Supply the number of lines in the data below that hold "kind", and let that number be the whole answer.

##############################

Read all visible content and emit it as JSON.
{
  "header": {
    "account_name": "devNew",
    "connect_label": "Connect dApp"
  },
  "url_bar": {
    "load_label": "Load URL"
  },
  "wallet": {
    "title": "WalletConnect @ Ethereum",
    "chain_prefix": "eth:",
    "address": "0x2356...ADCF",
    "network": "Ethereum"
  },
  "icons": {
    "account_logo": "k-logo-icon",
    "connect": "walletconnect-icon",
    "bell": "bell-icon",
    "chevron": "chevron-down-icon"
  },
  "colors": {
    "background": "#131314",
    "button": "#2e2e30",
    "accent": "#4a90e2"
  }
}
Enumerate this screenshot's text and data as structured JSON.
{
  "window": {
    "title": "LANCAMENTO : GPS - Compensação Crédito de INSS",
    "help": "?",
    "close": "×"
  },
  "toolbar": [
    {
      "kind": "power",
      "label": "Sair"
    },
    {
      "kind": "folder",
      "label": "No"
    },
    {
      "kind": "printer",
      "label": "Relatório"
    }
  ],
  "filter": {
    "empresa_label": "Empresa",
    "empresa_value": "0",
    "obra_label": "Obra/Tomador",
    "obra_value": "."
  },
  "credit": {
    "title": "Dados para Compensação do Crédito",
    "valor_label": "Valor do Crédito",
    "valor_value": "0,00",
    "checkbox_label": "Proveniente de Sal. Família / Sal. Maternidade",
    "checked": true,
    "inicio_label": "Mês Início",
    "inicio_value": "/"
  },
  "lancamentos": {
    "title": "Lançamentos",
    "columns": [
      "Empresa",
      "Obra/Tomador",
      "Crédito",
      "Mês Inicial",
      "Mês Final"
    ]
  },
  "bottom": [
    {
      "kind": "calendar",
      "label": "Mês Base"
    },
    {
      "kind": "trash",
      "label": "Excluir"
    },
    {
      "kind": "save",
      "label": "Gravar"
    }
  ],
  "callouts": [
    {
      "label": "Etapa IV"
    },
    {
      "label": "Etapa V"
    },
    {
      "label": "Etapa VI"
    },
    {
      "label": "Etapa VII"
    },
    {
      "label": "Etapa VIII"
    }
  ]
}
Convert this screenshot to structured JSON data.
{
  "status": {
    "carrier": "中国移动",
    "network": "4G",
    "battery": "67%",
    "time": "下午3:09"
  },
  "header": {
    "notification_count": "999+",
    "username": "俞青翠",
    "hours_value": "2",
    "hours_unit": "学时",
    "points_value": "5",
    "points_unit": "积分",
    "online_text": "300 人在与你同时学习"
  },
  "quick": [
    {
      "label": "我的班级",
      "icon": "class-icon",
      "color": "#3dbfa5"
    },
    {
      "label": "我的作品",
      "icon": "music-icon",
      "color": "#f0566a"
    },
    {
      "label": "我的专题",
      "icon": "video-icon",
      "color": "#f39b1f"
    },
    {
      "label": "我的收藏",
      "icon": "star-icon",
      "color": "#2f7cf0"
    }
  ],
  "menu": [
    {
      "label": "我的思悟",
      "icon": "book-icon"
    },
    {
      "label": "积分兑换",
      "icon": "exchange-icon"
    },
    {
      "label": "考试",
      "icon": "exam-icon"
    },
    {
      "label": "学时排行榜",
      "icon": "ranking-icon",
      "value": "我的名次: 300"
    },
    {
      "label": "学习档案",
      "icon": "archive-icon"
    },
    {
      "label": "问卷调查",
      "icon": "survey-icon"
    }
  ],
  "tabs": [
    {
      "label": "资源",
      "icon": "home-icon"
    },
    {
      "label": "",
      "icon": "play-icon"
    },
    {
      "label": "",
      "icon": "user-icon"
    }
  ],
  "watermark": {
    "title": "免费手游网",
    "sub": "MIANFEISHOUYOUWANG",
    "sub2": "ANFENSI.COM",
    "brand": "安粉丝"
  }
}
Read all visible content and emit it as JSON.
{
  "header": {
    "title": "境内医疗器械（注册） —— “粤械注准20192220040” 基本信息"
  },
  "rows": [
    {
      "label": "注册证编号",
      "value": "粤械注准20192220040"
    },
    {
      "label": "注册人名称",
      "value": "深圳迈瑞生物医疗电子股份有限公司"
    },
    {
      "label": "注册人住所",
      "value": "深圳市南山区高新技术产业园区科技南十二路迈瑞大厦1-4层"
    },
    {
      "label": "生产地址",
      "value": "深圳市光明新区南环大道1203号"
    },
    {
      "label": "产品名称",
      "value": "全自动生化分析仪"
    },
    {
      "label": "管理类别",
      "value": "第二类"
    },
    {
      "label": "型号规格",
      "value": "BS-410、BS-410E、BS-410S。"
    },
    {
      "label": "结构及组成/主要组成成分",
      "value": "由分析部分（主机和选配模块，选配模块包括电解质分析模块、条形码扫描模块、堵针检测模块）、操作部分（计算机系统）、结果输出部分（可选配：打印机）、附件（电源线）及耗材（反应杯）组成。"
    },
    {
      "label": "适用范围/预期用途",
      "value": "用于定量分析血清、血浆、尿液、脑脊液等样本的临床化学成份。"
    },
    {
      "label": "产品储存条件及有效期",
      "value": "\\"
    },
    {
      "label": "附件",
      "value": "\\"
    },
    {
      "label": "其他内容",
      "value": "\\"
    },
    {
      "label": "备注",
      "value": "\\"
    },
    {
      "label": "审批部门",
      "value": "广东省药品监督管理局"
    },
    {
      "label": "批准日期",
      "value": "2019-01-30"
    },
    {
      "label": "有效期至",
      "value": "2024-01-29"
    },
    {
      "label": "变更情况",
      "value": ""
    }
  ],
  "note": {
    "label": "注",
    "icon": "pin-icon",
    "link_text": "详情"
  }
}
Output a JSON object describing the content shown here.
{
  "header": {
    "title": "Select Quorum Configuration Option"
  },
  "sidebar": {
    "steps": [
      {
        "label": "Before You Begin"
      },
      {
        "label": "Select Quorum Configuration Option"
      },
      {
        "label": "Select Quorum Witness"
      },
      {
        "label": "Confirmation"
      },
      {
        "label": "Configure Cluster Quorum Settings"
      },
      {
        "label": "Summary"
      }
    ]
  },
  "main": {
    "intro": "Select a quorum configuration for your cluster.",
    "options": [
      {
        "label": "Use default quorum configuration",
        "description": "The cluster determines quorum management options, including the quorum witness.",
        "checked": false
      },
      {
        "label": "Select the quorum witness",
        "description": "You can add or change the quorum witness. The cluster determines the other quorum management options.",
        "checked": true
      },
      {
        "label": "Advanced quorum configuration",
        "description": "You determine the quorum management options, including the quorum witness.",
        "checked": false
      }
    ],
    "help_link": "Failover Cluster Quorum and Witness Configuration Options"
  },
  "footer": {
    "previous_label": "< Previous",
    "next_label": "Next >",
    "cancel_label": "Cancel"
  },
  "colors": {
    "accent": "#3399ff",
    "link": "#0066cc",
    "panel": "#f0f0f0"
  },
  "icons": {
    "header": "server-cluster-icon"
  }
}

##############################

▶ _Task result_
6